#### [WHAT YOU HAVE TO DO]
Using the string "Main" as the key, pull each matching line out of the records below.

::: PROVIDED INFORMATION

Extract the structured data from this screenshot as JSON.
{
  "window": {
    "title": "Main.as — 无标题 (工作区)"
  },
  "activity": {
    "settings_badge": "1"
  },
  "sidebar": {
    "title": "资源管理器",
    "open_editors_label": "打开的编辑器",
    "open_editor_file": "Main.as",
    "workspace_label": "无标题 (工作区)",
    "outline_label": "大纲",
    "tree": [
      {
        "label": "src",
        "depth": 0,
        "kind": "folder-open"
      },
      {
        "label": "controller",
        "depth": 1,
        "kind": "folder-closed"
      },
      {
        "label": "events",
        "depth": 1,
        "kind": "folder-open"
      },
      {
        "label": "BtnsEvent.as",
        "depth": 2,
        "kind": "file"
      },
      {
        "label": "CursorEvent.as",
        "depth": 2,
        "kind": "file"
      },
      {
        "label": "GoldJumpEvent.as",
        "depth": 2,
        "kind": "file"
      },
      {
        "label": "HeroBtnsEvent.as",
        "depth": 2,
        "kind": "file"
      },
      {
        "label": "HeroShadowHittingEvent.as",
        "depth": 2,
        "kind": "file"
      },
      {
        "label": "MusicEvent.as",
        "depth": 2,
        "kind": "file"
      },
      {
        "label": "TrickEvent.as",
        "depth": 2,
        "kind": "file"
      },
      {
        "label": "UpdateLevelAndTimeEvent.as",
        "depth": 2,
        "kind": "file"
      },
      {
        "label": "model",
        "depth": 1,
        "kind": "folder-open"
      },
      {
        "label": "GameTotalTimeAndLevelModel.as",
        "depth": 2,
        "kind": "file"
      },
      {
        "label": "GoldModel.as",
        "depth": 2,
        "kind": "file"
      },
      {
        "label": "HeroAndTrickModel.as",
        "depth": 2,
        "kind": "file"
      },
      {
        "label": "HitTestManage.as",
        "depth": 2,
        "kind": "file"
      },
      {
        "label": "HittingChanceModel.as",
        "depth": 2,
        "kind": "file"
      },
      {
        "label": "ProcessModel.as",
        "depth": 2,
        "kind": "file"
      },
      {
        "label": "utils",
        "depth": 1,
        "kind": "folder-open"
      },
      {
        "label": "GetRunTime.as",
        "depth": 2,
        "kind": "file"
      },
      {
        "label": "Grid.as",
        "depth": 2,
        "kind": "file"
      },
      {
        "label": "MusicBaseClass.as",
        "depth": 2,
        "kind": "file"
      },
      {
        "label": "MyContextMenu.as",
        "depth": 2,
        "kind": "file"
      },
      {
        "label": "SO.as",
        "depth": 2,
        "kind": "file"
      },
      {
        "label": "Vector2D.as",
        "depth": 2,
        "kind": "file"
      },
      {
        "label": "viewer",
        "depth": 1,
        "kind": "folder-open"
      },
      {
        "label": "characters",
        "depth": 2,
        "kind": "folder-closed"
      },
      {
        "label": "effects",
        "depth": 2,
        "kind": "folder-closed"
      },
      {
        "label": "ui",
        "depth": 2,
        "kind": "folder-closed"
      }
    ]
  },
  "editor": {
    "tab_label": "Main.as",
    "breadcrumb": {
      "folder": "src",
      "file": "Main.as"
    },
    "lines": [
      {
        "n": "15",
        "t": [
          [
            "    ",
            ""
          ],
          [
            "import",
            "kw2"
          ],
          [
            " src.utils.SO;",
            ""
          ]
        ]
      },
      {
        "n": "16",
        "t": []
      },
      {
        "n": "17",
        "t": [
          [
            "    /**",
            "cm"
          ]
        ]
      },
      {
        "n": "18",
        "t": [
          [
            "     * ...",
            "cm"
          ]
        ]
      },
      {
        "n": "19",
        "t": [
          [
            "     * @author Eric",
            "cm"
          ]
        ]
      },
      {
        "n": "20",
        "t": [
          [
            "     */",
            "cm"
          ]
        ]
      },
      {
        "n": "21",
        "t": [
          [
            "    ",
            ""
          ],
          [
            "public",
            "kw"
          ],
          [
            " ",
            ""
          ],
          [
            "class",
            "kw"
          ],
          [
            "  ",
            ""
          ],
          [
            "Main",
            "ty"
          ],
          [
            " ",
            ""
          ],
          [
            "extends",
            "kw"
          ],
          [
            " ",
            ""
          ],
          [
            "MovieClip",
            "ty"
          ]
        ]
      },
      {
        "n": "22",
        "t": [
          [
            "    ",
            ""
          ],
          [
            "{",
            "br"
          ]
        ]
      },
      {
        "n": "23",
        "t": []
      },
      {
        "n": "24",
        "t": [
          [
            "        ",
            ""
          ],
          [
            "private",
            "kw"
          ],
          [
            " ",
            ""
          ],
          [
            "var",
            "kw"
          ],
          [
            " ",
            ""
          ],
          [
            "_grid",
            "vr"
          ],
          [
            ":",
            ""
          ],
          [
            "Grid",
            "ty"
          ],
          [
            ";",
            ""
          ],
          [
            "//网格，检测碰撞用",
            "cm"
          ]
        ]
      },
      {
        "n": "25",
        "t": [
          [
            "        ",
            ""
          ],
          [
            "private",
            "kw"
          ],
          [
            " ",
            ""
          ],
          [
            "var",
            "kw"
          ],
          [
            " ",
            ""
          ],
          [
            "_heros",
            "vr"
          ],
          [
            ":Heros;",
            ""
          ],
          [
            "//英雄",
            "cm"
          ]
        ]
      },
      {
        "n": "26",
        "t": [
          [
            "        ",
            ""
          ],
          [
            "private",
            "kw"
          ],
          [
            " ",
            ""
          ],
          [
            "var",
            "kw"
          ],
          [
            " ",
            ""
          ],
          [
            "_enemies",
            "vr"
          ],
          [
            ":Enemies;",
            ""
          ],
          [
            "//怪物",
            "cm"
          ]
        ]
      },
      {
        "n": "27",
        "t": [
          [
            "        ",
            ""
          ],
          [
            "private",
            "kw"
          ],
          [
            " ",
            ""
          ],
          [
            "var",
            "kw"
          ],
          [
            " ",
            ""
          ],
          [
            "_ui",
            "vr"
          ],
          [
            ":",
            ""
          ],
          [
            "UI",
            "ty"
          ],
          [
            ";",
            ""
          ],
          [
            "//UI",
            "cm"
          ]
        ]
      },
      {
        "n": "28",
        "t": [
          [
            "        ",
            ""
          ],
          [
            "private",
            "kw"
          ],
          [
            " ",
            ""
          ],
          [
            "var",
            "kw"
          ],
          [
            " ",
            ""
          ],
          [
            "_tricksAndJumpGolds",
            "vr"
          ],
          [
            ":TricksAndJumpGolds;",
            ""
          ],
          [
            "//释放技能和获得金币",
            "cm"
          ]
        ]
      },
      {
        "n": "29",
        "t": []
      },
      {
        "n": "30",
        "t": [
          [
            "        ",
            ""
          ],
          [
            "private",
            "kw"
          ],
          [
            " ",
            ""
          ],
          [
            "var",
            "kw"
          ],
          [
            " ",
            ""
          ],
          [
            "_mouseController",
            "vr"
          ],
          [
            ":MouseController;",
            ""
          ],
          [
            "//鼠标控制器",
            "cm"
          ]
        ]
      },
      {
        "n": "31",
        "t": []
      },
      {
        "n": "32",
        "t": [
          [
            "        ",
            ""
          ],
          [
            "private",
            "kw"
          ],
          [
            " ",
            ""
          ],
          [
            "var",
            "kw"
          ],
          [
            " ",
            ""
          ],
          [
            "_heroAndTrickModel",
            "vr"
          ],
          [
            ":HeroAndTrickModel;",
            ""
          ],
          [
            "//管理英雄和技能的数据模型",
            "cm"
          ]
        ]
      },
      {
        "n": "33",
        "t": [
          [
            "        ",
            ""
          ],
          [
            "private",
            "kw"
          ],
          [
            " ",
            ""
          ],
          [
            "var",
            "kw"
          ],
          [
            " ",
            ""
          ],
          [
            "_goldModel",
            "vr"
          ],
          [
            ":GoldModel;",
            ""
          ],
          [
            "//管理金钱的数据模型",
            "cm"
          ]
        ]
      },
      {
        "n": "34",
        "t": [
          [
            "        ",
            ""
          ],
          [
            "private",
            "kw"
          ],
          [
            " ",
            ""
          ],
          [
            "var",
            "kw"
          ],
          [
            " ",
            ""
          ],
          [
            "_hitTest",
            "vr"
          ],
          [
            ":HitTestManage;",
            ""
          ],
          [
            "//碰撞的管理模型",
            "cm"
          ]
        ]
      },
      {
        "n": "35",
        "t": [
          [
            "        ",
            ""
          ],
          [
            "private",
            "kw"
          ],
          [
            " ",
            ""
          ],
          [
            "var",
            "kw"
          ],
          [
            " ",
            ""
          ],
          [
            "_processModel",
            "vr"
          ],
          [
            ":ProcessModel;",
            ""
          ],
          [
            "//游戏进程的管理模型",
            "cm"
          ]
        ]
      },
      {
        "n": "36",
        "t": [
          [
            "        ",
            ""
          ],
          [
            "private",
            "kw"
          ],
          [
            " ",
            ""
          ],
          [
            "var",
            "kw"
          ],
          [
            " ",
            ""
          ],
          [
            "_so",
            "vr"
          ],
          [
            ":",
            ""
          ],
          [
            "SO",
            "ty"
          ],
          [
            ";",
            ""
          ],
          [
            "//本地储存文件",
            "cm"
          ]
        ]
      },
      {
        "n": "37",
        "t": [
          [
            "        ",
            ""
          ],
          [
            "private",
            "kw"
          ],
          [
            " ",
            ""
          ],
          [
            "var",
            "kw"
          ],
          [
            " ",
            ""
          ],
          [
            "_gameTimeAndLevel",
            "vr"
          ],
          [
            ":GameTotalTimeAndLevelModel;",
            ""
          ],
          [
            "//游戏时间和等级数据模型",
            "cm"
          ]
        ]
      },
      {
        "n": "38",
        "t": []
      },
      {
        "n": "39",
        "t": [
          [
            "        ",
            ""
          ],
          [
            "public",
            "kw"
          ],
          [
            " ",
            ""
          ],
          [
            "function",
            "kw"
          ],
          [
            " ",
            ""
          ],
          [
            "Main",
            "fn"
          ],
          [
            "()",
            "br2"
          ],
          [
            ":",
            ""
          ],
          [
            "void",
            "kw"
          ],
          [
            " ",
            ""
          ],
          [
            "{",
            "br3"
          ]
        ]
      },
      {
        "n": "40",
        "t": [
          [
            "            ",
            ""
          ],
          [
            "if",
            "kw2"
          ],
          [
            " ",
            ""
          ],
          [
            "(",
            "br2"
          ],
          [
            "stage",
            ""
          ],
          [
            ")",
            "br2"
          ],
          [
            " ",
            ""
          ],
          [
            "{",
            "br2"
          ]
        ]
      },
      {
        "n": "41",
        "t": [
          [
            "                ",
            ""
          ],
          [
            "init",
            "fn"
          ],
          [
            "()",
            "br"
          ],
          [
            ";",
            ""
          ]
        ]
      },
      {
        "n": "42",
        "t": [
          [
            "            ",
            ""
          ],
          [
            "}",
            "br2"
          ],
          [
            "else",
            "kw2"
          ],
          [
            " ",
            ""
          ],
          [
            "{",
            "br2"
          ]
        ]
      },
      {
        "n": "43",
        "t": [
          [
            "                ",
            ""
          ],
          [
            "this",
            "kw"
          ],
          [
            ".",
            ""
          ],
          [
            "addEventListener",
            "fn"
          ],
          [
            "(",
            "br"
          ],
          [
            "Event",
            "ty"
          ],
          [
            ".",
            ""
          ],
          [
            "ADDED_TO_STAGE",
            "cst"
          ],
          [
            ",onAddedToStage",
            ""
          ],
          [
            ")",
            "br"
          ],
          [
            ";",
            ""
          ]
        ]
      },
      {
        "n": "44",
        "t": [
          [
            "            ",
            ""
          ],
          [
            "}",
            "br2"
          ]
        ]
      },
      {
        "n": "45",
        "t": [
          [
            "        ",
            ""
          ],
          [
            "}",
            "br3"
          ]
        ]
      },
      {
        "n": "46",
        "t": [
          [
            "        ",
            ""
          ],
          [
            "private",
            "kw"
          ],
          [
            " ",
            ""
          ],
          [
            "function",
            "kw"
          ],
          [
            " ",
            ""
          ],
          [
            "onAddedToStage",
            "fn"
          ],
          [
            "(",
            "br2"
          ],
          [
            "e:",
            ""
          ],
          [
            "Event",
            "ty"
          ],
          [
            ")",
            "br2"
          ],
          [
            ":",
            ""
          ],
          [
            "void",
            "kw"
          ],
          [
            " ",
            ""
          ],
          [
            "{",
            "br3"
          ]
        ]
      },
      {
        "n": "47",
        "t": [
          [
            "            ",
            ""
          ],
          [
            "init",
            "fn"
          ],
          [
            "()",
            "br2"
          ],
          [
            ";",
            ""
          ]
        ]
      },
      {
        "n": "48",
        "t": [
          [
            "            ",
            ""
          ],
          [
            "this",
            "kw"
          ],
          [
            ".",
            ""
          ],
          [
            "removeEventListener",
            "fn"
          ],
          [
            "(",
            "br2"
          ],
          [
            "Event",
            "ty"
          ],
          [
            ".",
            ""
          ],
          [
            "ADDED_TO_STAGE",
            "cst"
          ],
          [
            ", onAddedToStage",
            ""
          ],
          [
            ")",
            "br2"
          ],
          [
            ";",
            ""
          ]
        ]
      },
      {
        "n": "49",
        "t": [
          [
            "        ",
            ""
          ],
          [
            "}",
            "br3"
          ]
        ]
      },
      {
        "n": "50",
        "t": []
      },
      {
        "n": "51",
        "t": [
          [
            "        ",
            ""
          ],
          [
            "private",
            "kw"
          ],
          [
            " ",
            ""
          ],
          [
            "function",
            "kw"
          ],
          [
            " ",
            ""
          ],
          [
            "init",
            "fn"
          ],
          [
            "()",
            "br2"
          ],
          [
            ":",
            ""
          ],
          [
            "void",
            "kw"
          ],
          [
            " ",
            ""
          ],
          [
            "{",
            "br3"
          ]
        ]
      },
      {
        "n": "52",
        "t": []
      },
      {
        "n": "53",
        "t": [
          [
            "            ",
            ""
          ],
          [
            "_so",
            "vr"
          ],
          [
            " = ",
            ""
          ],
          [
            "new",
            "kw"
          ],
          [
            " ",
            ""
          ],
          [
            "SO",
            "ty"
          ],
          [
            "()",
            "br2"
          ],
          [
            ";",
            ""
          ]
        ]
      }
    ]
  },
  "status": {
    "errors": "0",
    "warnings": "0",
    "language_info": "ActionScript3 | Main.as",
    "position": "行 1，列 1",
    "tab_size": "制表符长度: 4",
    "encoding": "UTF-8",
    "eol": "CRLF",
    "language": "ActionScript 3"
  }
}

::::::

#### [EXPECTED ANSWER]
    "title": "Main.as — 无标题 (工作区)"
    "open_editor_file": "Main.as",
    "tab_label": "Main.as",
      "file": "Main.as"
            "Main",
            "Main",
    "language_info": "ActionScript3 | Main.as",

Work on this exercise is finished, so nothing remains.